GOP presidential candidates still in the race in January (from left to right) Ohio Gov. John Kasich, New Jersey Gov. Chris Christie, Florida Sen. Marco Rubio, business mogul Donald Trump, Texas Sen. Ted Cruz, retired neurosurgeon Ben Carson and former Florida Gov. Jeb Bush pose together before the start of the Fox Business Network Republican debate in North Charleston, South Carolina, Jan. 14, 2016. Fake pundit Carl Diggler (not pictured) has been calling the race with incredible accuracy since then. Reuters/Chris Keane

GOP presidential candidates are set to face off in another debate Saturday evening in Greenville, South Carolina, one week ahead of the state’s “first in the South” Republican primary. The CBS-sponsored event is scheduled to take place at the Peace Center at 9 p.m. EST, and if it’s anything like the previous showdowns, it’s sure to be an entertaining night.

The most recent polls for South Carolina show business mogul Donald Trump still maintaining his lead. According to a CBS News/YouGov survey conducted from Jan. 17-21, 40 percent of likely Republican voters support Trump, while 21 percent would vote for Texas Sen. Ted Cruz and 13 percent for Florida Sen. Marco Rubio. Another 9 percent would vote for retired neurosurgeon Dr. Ben Carson, 8 percent for former Florida Gov. Jeb Bush and just 1 percent for New Jersey Gov. Chris Christie. The poll had a margin of error of plus or minus 5.3 percentage points.

FiveThirtyEight’s polls-plus forecast gave Trump a 57 percent chance of winning the South Carolina Republican primary, with Rubio at 18 percent, Cruz at 16 percent, Bush at 7 percent and Carson at 1 percent. The remaining candidate, Ohio Gov. John Kasich, has less than a 1 percent chance of winning. FiveThirtyEight's polls-only projection put Trump at 70 percent and Cruz at 17 percent.

With the key South Carolina primary just days away, Saturday’s Republican debate will undoubtedly be a crucial one. And if you’re not a fan of politics, this debate drinking game may change your mind. For those who are of age, pour yourself a drink and gather ‘round the TV with friends for the GOP showdown.

Everyone must pick a candidate (or two) and follow these rules adapted from Debate Drinking, Lions of Liberty and Sun Times National. Remember to drink responsibly and make sure players turn in their car keys for the night or have a designated driver.

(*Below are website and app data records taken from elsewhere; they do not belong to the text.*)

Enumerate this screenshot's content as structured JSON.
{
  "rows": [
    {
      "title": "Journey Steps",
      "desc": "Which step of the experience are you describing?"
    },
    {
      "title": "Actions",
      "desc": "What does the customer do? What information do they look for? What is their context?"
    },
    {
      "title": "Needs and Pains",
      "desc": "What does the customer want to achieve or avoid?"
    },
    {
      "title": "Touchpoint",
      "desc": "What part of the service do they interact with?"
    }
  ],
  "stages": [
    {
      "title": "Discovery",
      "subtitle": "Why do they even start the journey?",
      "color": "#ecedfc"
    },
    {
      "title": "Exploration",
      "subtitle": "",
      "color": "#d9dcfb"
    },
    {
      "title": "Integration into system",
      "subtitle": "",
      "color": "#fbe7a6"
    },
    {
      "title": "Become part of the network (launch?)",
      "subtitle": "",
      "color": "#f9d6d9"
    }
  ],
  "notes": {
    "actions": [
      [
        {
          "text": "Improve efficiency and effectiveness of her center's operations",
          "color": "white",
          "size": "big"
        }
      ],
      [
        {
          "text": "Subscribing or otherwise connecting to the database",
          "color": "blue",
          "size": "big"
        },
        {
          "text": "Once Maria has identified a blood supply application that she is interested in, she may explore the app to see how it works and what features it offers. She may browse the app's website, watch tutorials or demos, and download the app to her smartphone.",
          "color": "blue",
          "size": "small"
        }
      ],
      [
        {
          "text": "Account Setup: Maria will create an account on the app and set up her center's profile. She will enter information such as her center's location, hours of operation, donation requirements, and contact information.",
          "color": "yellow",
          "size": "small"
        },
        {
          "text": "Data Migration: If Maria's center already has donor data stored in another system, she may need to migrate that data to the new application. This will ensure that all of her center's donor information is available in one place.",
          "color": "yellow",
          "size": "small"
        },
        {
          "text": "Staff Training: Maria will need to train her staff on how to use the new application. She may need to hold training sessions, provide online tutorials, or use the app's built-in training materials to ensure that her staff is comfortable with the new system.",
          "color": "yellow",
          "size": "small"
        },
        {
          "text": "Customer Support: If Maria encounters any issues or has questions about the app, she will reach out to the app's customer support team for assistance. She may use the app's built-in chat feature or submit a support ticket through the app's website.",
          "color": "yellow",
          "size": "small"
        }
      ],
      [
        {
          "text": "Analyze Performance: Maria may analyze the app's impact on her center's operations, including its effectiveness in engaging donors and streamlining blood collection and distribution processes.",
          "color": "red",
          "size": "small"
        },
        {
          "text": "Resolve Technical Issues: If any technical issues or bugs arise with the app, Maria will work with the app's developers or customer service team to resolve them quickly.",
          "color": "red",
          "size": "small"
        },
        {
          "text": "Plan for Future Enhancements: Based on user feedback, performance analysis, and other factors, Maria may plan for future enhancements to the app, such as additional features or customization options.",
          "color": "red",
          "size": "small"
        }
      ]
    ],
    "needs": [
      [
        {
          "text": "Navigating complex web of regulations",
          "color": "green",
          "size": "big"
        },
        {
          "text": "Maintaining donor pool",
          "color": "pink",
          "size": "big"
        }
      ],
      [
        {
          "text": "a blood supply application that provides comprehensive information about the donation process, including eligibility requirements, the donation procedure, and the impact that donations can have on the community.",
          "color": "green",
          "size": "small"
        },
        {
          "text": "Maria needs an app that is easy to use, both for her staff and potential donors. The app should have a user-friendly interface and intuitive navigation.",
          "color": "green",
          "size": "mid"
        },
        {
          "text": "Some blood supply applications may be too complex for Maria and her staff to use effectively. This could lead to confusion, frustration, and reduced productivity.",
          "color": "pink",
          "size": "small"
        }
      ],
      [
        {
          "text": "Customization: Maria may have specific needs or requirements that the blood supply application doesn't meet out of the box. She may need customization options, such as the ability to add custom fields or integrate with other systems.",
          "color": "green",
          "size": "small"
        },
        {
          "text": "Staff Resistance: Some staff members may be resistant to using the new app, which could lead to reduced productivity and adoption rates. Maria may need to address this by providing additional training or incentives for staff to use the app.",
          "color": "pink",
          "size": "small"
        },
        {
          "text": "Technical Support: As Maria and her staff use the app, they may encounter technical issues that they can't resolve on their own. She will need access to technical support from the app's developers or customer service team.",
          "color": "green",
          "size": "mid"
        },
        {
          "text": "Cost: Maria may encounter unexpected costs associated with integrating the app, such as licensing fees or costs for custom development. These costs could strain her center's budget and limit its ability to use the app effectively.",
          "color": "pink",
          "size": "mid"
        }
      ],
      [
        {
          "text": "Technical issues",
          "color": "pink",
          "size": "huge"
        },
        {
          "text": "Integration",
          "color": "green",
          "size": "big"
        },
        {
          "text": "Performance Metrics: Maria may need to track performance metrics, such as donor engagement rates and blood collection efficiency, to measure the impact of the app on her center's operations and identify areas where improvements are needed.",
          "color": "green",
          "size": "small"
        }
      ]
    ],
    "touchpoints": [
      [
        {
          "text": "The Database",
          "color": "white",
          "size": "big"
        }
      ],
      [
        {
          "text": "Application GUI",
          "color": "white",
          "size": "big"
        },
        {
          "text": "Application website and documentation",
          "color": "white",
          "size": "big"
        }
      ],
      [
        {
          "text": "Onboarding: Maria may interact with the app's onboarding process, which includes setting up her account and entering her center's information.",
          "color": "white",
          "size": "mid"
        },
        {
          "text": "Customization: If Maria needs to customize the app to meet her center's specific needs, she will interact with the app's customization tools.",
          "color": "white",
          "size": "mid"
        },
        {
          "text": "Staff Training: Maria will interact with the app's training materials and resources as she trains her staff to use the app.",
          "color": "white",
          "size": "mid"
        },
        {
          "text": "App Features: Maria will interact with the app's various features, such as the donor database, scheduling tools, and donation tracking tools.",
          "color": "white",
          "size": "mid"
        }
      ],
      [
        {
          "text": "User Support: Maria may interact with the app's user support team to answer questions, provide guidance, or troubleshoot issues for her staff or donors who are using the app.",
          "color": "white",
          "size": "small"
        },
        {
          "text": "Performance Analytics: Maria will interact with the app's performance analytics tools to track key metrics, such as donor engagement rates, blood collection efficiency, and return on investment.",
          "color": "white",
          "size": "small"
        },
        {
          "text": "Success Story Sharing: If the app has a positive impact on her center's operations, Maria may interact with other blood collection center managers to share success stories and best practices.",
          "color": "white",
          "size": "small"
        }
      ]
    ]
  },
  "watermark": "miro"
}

Take a sip whenever your candidate:

  • Talks about his success in the polls
  • Condemns Obamacare
  • Says “Muslims”
  • Interrupts the moderator or another candidate
  • Mentions Hurricane Sandy
  • Criticizes Rubio’s opening statement
  • Insults another Republican candidate
  • Doesn’t answer the question

Take a sip whenever any candidate:

  • Brings up former President George W. Bush
  • Slams Democratic presidential front-runner Hillary Clinton
  • Calls Clinton’s rival, Bernie Sanders, a “socialist”
  • Says “ISIS,” “ISIL” or the “Islamic State group”
  • Mentions the South Carolina primary
  • Talks about the Guantanamo Bay detention camp
  • Discusses abortion
  • Says “eminent domain”

Finish your drink if:

  • Rubio mentions Obama in his opening statement, saying “he knows exactly what he’s doing”
  • Trump accuses Cruz of cheating in the Iowa caucus

Good luck and safe drinking to all. Remember to look for another International Business Times-sanctioned drinking game for the next Republican debate Feb. 25.